* _TASK DESCRIPTION_
Narrow the data below down to the lines containing "Jonas".

* _ENTRIES PROVIDED_
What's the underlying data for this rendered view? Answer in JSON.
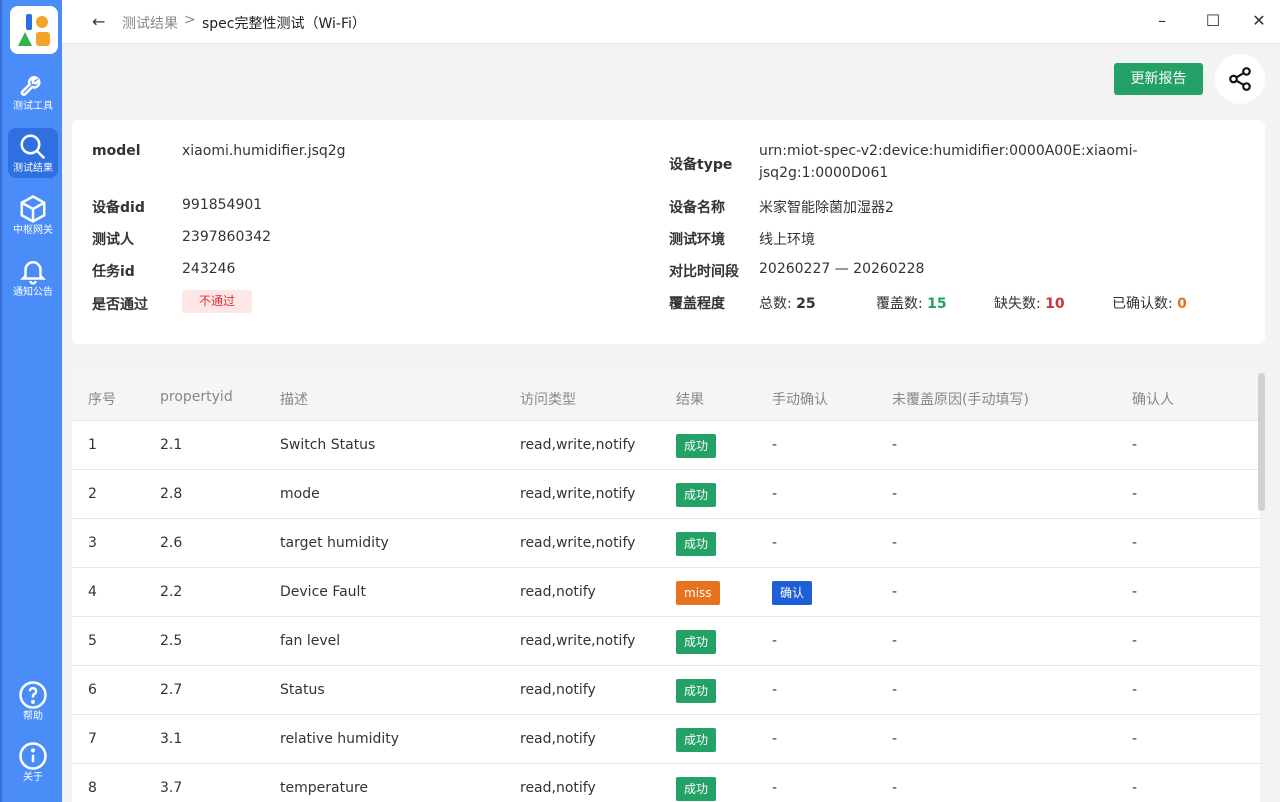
{
  "sidebar": {
    "items": [
      {
        "label": "测试工具",
        "icon": "wrench-icon"
      },
      {
        "label": "测试结果",
        "icon": "search-icon"
      },
      {
        "label": "中枢网关",
        "icon": "cube-icon"
      },
      {
        "label": "通知公告",
        "icon": "bell-icon"
      },
      {
        "label": "帮助",
        "icon": "help-icon"
      },
      {
        "label": "关于",
        "icon": "info-icon"
      }
    ],
    "active": "测试结果"
  },
  "titlebar": {
    "breadcrumb_parent": "测试结果",
    "breadcrumb_sep": ">",
    "breadcrumb_current": "spec完整性测试（Wi-Fi）"
  },
  "actions": {
    "update_label": "更新报告"
  },
  "info": {
    "model_label": "model",
    "model_value": "xiaomi.humidifier.jsq2g",
    "did_label": "设备did",
    "did_value": "991854901",
    "tester_label": "测试人",
    "tester_value": "2397860342",
    "task_label": "任务id",
    "task_value": "243246",
    "pass_label": "是否通过",
    "pass_value": "不通过",
    "type_label": "设备type",
    "type_value": "urn:miot-spec-v2:device:humidifier:0000A00E:xiaomi-jsq2g:1:0000D061",
    "name_label": "设备名称",
    "name_value": "米家智能除菌加湿器2",
    "env_label": "测试环境",
    "env_value": "线上环境",
    "compare_label": "对比时间段",
    "compare_value": "20260227 — 20260228",
    "coverage_label": "覆盖程度",
    "total_label": "总数:",
    "total_value": "25",
    "covered_label": "覆盖数:",
    "covered_value": "15",
    "missing_label": "缺失数:",
    "missing_value": "10",
    "confirmed_label": "已确认数:",
    "confirmed_value": "0"
  },
  "colors": {
    "success": "#23a167",
    "miss": "#e8731f",
    "confirm": "#1f5fd6",
    "fail_text": "#d33333",
    "covered_text": "#23a167",
    "missing_text": "#d33333",
    "confirmed_text": "#e8731f",
    "sidebar": "#4b8df8"
  },
  "table": {
    "headers": [
      "序号",
      "propertyid",
      "描述",
      "访问类型",
      "结果",
      "手动确认",
      "未覆盖原因(手动填写)",
      "确认人"
    ],
    "rows": [
      {
        "no": "1",
        "pid": "2.1",
        "desc": "Switch Status",
        "access": "read,write,notify",
        "result": "成功",
        "manual": "-",
        "reason": "-",
        "confirmer": "-"
      },
      {
        "no": "2",
        "pid": "2.8",
        "desc": "mode",
        "access": "read,write,notify",
        "result": "成功",
        "manual": "-",
        "reason": "-",
        "confirmer": "-"
      },
      {
        "no": "3",
        "pid": "2.6",
        "desc": "target humidity",
        "access": "read,write,notify",
        "result": "成功",
        "manual": "-",
        "reason": "-",
        "confirmer": "-"
      },
      {
        "no": "4",
        "pid": "2.2",
        "desc": "Device Fault",
        "access": "read,notify",
        "result": "miss",
        "manual": "确认",
        "reason": "-",
        "confirmer": "-"
      },
      {
        "no": "5",
        "pid": "2.5",
        "desc": "fan level",
        "access": "read,write,notify",
        "result": "成功",
        "manual": "-",
        "reason": "-",
        "confirmer": "-"
      },
      {
        "no": "6",
        "pid": "2.7",
        "desc": "Status",
        "access": "read,notify",
        "result": "成功",
        "manual": "-",
        "reason": "-",
        "confirmer": "-"
      },
      {
        "no": "7",
        "pid": "3.1",
        "desc": "relative humidity",
        "access": "read,notify",
        "result": "成功",
        "manual": "-",
        "reason": "-",
        "confirmer": "-"
      },
      {
        "no": "8",
        "pid": "3.7",
        "desc": "temperature",
        "access": "read,notify",
        "result": "成功",
        "manual": "-",
        "reason": "-",
        "confirmer": "-"
      }
    ]
  }
}
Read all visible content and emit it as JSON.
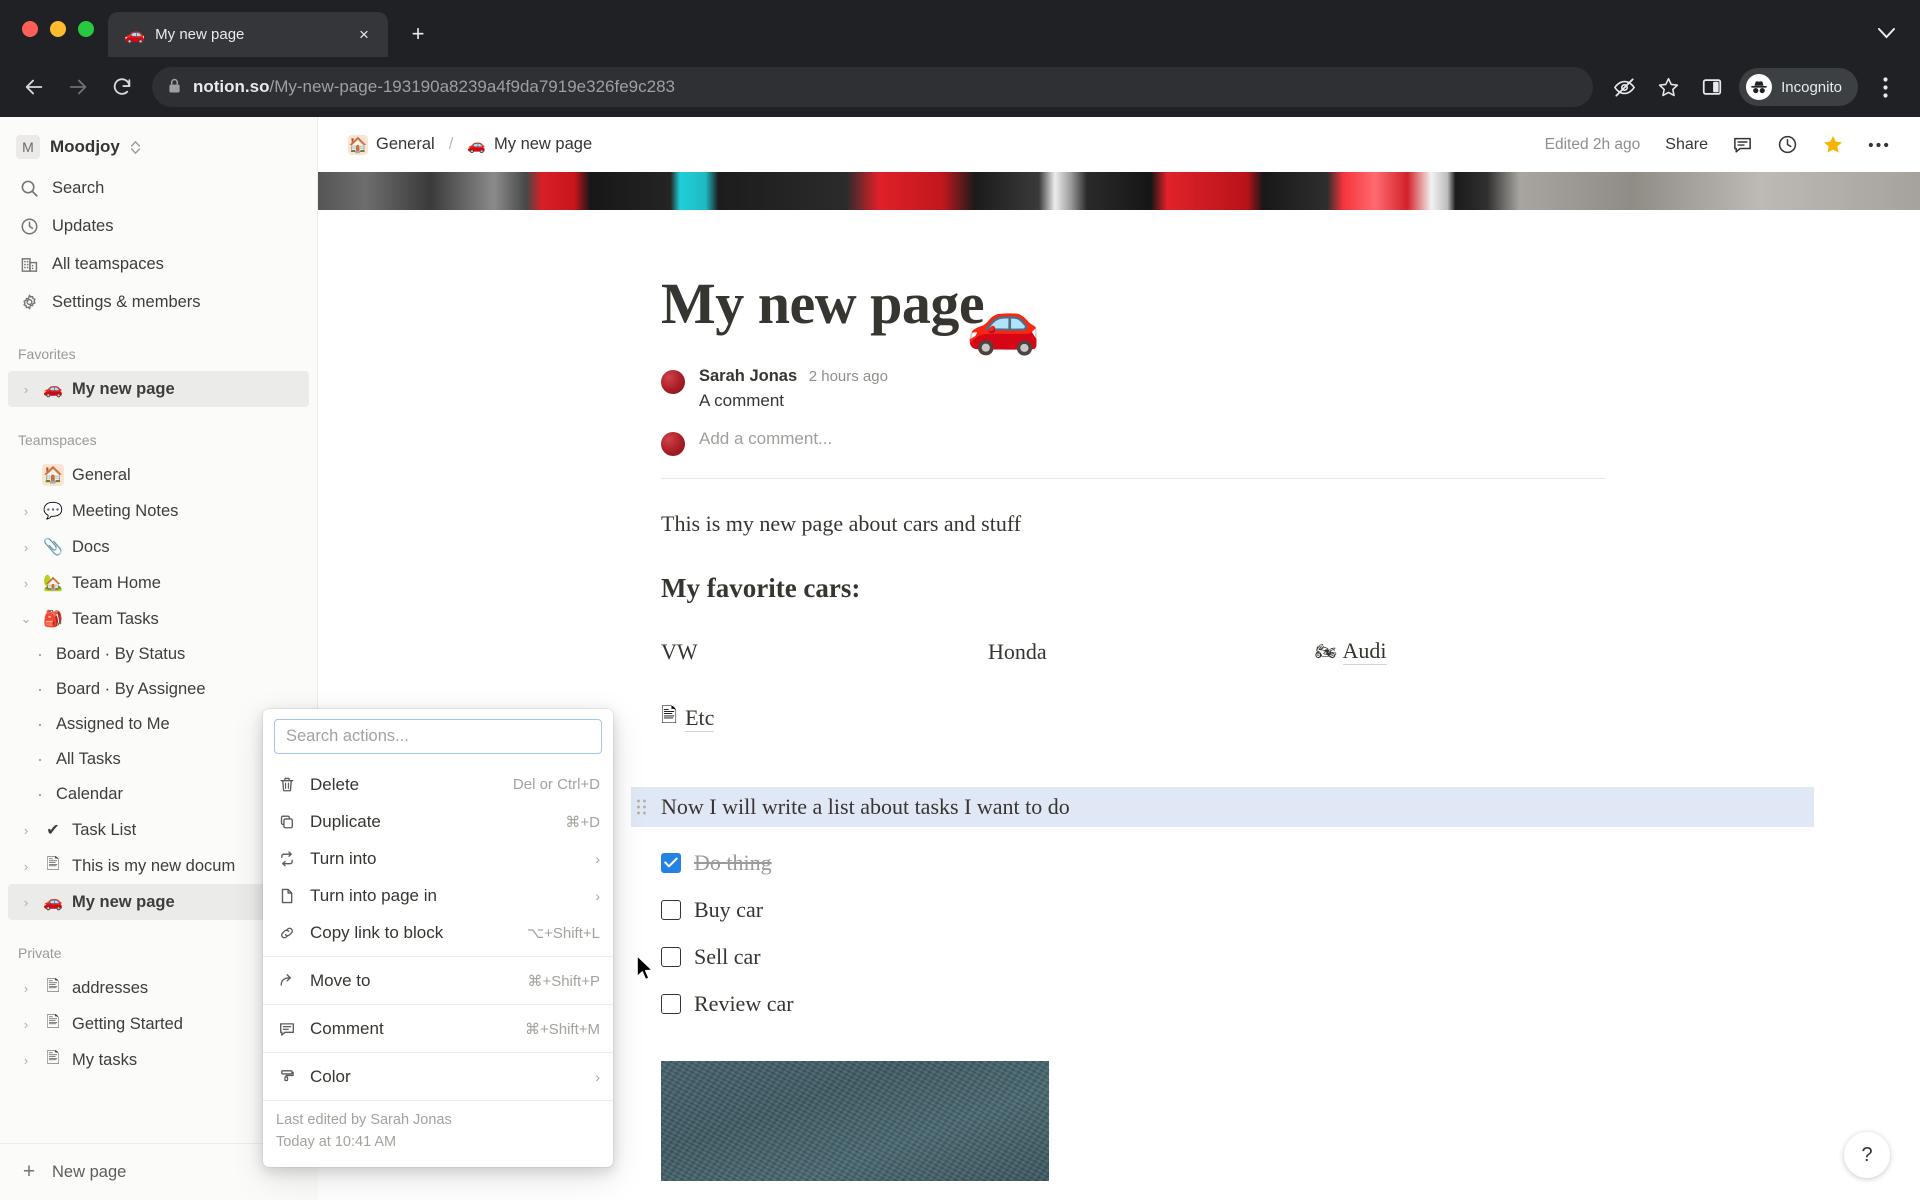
{
  "browser": {
    "tab": {
      "title": "My new page",
      "favicon": "car-emoji",
      "close_label": "×"
    },
    "new_tab_label": "+",
    "tab_list_chevron": "∨",
    "back_label": "←",
    "forward_label": "→",
    "reload_label": "↻",
    "lock_icon": "lock-icon",
    "url_domain": "notion.so",
    "url_path": "/My-new-page-193190a8239a4f9da7919e326fe9c283",
    "extensions_icon": "eye-off-icon",
    "bookmark_icon": "star-outline-icon",
    "sidepanel_icon": "side-panel-icon",
    "profile_label": "Incognito",
    "menu_icon": "kebab-menu-icon"
  },
  "sidebar": {
    "workspace": {
      "initial": "M",
      "name": "Moodjoy"
    },
    "nav": [
      {
        "label": "Search",
        "icon": "search-icon"
      },
      {
        "label": "Updates",
        "icon": "clock-icon"
      },
      {
        "label": "All teamspaces",
        "icon": "building-icon"
      },
      {
        "label": "Settings & members",
        "icon": "gear-icon"
      }
    ],
    "favorites_label": "Favorites",
    "favorites": [
      {
        "label": "My new page",
        "emoji": "🚗",
        "active": true
      }
    ],
    "teamspaces_label": "Teamspaces",
    "teamspaces": [
      {
        "label": "General",
        "emoji": "🏠",
        "boxed": true,
        "twisty": ""
      },
      {
        "label": "Meeting Notes",
        "emoji": "💬",
        "twisty": "›"
      },
      {
        "label": "Docs",
        "emoji": "📎",
        "twisty": "›"
      },
      {
        "label": "Team Home",
        "emoji": "🏡",
        "twisty": "›"
      },
      {
        "label": "Team Tasks",
        "emoji": "🎒",
        "twisty": "⌄",
        "expanded": true
      }
    ],
    "team_tasks_children": [
      "Board · By Status",
      "Board · By Assignee",
      "Assigned to Me",
      "All Tasks",
      "Calendar"
    ],
    "teamspaces_tail": [
      {
        "label": "Task List",
        "emoji": "✔️",
        "twisty": "›"
      },
      {
        "label": "This is my new docum",
        "emoji": "📄",
        "twisty": "›"
      },
      {
        "label": "My new page",
        "emoji": "🚗",
        "twisty": "›",
        "active": true
      }
    ],
    "private_label": "Private",
    "private": [
      {
        "label": "addresses",
        "emoji": "📄",
        "twisty": "›"
      },
      {
        "label": "Getting Started",
        "emoji": "📄",
        "twisty": "›"
      },
      {
        "label": "My tasks",
        "emoji": "📄",
        "twisty": "›"
      }
    ],
    "new_page_label": "New page"
  },
  "topbar": {
    "crumb_team": "General",
    "crumb_team_emoji": "🏠",
    "separator": "/",
    "crumb_page": "My new page",
    "crumb_page_emoji": "🚗",
    "edited": "Edited 2h ago",
    "share_label": "Share",
    "comment_icon": "comment-icon",
    "history_icon": "clock-icon",
    "favorite_icon": "star-filled-icon",
    "more_icon": "ellipsis-icon"
  },
  "document": {
    "page_emoji": "🚗",
    "title": "My new page",
    "comment": {
      "author": "Sarah Jonas",
      "time": "2 hours ago",
      "text": "A comment",
      "add_placeholder": "Add a comment..."
    },
    "paragraph": "This is my new page about cars and stuff",
    "heading": "My favorite cars:",
    "columns": [
      {
        "text": "VW",
        "emoji": ""
      },
      {
        "text": "Honda",
        "emoji": ""
      },
      {
        "text": "Audi",
        "emoji": "🏍️"
      }
    ],
    "etc": {
      "emoji": "📄",
      "text": "Etc"
    },
    "highlighted_block": "Now I will write a list about tasks I want to do",
    "todos": [
      {
        "label": "Do thing",
        "checked": true
      },
      {
        "label": "Buy car",
        "checked": false
      },
      {
        "label": "Sell car",
        "checked": false
      },
      {
        "label": "Review car",
        "checked": false
      }
    ],
    "help_label": "?"
  },
  "context_menu": {
    "search_placeholder": "Search actions...",
    "group1": [
      {
        "label": "Delete",
        "shortcut": "Del or Ctrl+D",
        "icon": "trash-icon",
        "arrow": ""
      },
      {
        "label": "Duplicate",
        "shortcut": "⌘+D",
        "icon": "duplicate-icon",
        "arrow": ""
      },
      {
        "label": "Turn into",
        "shortcut": "",
        "icon": "turn-into-icon",
        "arrow": "›"
      },
      {
        "label": "Turn into page in",
        "shortcut": "",
        "icon": "page-icon",
        "arrow": "›"
      },
      {
        "label": "Copy link to block",
        "shortcut": "⌥+Shift+L",
        "icon": "link-icon",
        "arrow": ""
      }
    ],
    "group2": [
      {
        "label": "Move to",
        "shortcut": "⌘+Shift+P",
        "icon": "arrow-right-icon",
        "arrow": ""
      }
    ],
    "group3": [
      {
        "label": "Comment",
        "shortcut": "⌘+Shift+M",
        "icon": "comment-icon",
        "arrow": ""
      }
    ],
    "group4": [
      {
        "label": "Color",
        "shortcut": "",
        "icon": "paint-roller-icon",
        "arrow": "›"
      }
    ],
    "footer_line1": "Last edited by Sarah Jonas",
    "footer_line2": "Today at 10:41 AM"
  },
  "colors": {
    "accent": "#2383e2",
    "highlight": "#dfe8f4",
    "chrome_bg": "#202124",
    "star": "#f5b400"
  }
}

* _RESULT OF THE TASK_
      "author": "Sarah Jonas",
    "footer_line1": "Last edited by Sarah Jonas",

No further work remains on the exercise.